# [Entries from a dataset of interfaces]
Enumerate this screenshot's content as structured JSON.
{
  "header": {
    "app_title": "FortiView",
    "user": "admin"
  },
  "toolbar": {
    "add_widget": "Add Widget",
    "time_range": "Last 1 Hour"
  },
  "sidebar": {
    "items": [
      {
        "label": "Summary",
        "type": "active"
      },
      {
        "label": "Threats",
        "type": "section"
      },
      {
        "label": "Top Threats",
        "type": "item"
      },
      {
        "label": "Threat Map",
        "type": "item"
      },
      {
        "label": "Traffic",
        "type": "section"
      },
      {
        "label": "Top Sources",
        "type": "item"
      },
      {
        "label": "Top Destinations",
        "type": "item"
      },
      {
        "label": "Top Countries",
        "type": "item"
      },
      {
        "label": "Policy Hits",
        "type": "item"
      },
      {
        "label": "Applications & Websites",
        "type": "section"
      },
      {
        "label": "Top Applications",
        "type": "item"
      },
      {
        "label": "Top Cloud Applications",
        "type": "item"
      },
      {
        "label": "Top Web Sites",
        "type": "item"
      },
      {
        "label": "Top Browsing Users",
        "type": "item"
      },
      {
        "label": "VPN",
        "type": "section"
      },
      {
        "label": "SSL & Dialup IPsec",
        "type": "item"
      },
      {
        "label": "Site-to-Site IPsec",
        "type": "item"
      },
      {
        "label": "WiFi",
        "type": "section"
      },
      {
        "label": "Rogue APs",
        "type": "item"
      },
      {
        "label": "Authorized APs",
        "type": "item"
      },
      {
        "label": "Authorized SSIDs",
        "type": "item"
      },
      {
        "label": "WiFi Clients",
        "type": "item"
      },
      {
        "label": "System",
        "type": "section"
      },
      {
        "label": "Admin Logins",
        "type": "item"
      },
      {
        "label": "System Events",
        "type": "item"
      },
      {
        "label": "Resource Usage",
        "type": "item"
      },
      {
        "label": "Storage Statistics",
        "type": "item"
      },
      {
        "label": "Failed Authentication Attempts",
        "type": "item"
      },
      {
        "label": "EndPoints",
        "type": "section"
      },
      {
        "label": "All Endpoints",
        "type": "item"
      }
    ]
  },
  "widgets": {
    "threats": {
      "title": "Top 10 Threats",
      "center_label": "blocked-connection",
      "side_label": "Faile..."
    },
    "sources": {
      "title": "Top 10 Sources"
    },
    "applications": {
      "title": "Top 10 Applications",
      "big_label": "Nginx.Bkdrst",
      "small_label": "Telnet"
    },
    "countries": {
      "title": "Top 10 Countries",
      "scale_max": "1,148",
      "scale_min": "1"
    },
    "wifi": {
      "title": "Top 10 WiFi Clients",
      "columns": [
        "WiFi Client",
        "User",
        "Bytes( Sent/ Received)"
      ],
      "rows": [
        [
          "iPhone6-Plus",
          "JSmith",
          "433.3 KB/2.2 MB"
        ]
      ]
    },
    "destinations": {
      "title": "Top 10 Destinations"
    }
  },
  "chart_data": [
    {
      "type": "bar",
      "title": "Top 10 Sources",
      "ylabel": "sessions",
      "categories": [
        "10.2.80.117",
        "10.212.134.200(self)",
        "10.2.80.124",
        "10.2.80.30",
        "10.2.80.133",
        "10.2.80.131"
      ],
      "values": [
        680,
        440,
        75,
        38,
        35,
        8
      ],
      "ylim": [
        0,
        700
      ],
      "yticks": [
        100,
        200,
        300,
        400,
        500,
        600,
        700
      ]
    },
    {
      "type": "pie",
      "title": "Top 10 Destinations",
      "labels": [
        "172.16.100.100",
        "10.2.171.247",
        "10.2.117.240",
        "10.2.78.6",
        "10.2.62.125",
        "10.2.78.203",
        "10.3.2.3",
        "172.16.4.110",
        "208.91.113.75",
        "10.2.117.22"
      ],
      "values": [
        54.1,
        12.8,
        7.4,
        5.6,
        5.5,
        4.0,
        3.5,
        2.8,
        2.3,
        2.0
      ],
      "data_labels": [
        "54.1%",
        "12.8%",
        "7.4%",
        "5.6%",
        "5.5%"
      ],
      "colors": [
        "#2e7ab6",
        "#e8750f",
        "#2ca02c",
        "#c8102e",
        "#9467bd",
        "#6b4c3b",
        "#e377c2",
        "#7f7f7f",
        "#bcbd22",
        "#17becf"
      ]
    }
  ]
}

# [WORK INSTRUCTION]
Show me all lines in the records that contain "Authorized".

# [YOUR RESPONSE]
        "label": "Authorized APs",
        "label": "Authorized SSIDs",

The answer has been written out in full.